[Stored data]
########

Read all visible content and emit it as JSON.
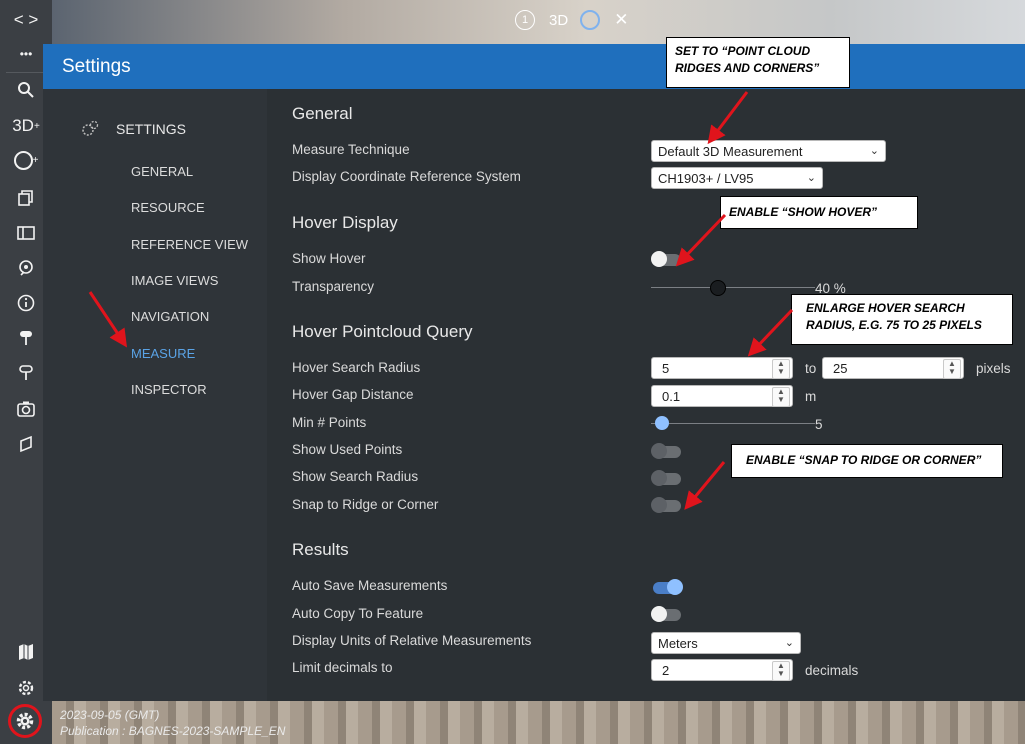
{
  "toolbar": {
    "nav_arrows": "< >",
    "more": "•••",
    "btn_3d": "3D",
    "btn_3d_plus": "+",
    "btn_circle_plus": "+"
  },
  "top_controls": {
    "step_number": "1",
    "label_3d": "3D",
    "close": "✕"
  },
  "panel": {
    "title": "Settings"
  },
  "nav": {
    "heading": "SETTINGS",
    "items": [
      {
        "label": "GENERAL",
        "active": false
      },
      {
        "label": "RESOURCE",
        "active": false
      },
      {
        "label": "REFERENCE VIEW",
        "active": false
      },
      {
        "label": "IMAGE VIEWS",
        "active": false
      },
      {
        "label": "NAVIGATION",
        "active": false
      },
      {
        "label": "MEASURE",
        "active": true
      },
      {
        "label": "INSPECTOR",
        "active": false
      }
    ]
  },
  "general": {
    "title": "General",
    "measure_technique_label": "Measure Technique",
    "measure_technique_value": "Default 3D Measurement",
    "crs_label": "Display Coordinate Reference System",
    "crs_value": "CH1903+ / LV95"
  },
  "hover_display": {
    "title": "Hover Display",
    "show_hover_label": "Show Hover",
    "show_hover": false,
    "transparency_label": "Transparency",
    "transparency_value": 40,
    "transparency_text": "40 %"
  },
  "hover_query": {
    "title": "Hover Pointcloud Query",
    "search_radius_label": "Hover Search Radius",
    "search_radius_min": "5",
    "search_radius_to": "to",
    "search_radius_max": "25",
    "search_radius_unit": "pixels",
    "gap_distance_label": "Hover Gap Distance",
    "gap_distance_value": "0.1",
    "gap_distance_unit": "m",
    "min_points_label": "Min # Points",
    "min_points_value": "5",
    "show_used_points_label": "Show Used Points",
    "show_search_radius_label": "Show Search Radius",
    "snap_label": "Snap to Ridge or Corner"
  },
  "results": {
    "title": "Results",
    "auto_save_label": "Auto Save Measurements",
    "auto_save": true,
    "auto_copy_label": "Auto Copy To Feature",
    "auto_copy": false,
    "units_label": "Display Units of Relative Measurements",
    "units_value": "Meters",
    "decimals_label": "Limit decimals to",
    "decimals_value": "2",
    "decimals_unit": "decimals"
  },
  "callouts": {
    "point_cloud": "SET TO “POINT CLOUD RIDGES AND CORNERS”",
    "show_hover": "ENABLE “SHOW HOVER”",
    "radius": "ENLARGE HOVER SEARCH RADIUS, E.G. 75 TO 25 PIXELS",
    "snap": "ENABLE “SNAP TO RIDGE OR CORNER”"
  },
  "footer": {
    "date": "2023-09-05 (GMT)",
    "publication": "Publication : BAGNES-2023-SAMPLE_EN"
  },
  "colors": {
    "header_blue": "#1f6fbd",
    "active_nav": "#5aa3e6",
    "arrow_red": "#e0141c",
    "toggle_on": "#4a7ec7"
  }
}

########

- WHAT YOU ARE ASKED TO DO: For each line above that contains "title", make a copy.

- OUTPUT OF THE EXERCISE:
    "title": "Settings"
    "title": "General",
    "title": "Hover Display",
    "title": "Hover Pointcloud Query",
    "title": "Results",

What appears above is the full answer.